**WORK ORDER**
Produce an exact copy of all the records.

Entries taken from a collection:
- Opening Delimiter -

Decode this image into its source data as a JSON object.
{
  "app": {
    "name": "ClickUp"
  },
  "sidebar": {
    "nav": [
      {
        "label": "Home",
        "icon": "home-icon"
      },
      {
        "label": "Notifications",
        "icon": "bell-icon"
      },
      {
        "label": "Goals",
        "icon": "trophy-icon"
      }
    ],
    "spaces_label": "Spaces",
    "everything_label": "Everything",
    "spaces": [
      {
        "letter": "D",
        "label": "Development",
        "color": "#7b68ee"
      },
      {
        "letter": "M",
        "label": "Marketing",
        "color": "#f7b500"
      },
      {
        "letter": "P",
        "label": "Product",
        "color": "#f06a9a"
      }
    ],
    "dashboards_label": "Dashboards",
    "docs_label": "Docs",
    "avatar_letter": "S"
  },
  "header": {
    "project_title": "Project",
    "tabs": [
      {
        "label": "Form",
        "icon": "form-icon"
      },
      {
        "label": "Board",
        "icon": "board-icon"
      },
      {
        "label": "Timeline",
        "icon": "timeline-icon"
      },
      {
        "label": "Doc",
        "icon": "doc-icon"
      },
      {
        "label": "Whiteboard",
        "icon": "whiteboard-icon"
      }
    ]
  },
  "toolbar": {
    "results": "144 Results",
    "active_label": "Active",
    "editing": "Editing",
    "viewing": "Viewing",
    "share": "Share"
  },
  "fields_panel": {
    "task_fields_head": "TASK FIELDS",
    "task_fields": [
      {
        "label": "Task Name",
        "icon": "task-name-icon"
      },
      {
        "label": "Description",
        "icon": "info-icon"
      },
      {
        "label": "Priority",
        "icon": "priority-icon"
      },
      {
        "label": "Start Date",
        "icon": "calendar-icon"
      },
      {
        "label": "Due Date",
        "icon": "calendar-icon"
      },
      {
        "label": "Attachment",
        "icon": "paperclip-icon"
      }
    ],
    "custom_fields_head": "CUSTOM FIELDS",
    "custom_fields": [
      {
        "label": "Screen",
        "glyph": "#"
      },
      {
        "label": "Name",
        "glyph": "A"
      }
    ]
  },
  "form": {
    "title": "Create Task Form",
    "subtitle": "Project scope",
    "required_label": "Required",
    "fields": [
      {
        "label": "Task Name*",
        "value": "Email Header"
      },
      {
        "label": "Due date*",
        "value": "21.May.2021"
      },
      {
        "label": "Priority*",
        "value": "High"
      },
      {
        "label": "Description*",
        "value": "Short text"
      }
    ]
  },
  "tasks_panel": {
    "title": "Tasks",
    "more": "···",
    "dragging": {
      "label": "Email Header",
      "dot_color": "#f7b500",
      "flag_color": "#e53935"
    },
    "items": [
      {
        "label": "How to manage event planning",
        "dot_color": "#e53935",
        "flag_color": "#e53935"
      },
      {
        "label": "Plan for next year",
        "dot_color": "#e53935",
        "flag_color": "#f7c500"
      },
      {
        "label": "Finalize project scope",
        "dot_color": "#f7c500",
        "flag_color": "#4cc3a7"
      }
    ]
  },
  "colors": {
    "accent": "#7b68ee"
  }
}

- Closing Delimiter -

**REPLY**
Decode this image into its source data as a JSON object.
{
  "app": {
    "name": "ClickUp"
  },
  "sidebar": {
    "nav": [
      {
        "label": "Home",
        "icon": "home-icon"
      },
      {
        "label": "Notifications",
        "icon": "bell-icon"
      },
      {
        "label": "Goals",
        "icon": "trophy-icon"
      }
    ],
    "spaces_label": "Spaces",
    "everything_label": "Everything",
    "spaces": [
      {
        "letter": "D",
        "label": "Development",
        "color": "#7b68ee"
      },
      {
        "letter": "M",
        "label": "Marketing",
        "color": "#f7b500"
      },
      {
        "letter": "P",
        "label": "Product",
        "color": "#f06a9a"
      }
    ],
    "dashboards_label": "Dashboards",
    "docs_label": "Docs",
    "avatar_letter": "S"
  },
  "header": {
    "project_title": "Project",
    "tabs": [
      {
        "label": "Form",
        "icon": "form-icon"
      },
      {
        "label": "Board",
        "icon": "board-icon"
      },
      {
        "label": "Timeline",
        "icon": "timeline-icon"
      },
      {
        "label": "Doc",
        "icon": "doc-icon"
      },
      {
        "label": "Whiteboard",
        "icon": "whiteboard-icon"
      }
    ]
  },
  "toolbar": {
    "results": "144 Results",
    "active_label": "Active",
    "editing": "Editing",
    "viewing": "Viewing",
    "share": "Share"
  },
  "fields_panel": {
    "task_fields_head": "TASK FIELDS",
    "task_fields": [
      {
        "label": "Task Name",
        "icon": "task-name-icon"
      },
      {
        "label": "Description",
        "icon": "info-icon"
      },
      {
        "label": "Priority",
        "icon": "priority-icon"
      },
      {
        "label": "Start Date",
        "icon": "calendar-icon"
      },
      {
        "label": "Due Date",
        "icon": "calendar-icon"
      },
      {
        "label": "Attachment",
        "icon": "paperclip-icon"
      }
    ],
    "custom_fields_head": "CUSTOM FIELDS",
    "custom_fields": [
      {
        "label": "Screen",
        "glyph": "#"
      },
      {
        "label": "Name",
        "glyph": "A"
      }
    ]
  },
  "form": {
    "title": "Create Task Form",
    "subtitle": "Project scope",
    "required_label": "Required",
    "fields": [
      {
        "label": "Task Name*",
        "value": "Email Header"
      },
      {
        "label": "Due date*",
        "value": "21.May.2021"
      },
      {
        "label": "Priority*",
        "value": "High"
      },
      {
        "label": "Description*",
        "value": "Short text"
      }
    ]
  },
  "tasks_panel": {
    "title": "Tasks",
    "more": "···",
    "dragging": {
      "label": "Email Header",
      "dot_color": "#f7b500",
      "flag_color": "#e53935"
    },
    "items": [
      {
        "label": "How to manage event planning",
        "dot_color": "#e53935",
        "flag_color": "#e53935"
      },
      {
        "label": "Plan for next year",
        "dot_color": "#e53935",
        "flag_color": "#f7c500"
      },
      {
        "label": "Finalize project scope",
        "dot_color": "#f7c500",
        "flag_color": "#4cc3a7"
      }
    ]
  },
  "colors": {
    "accent": "#7b68ee"
  }
}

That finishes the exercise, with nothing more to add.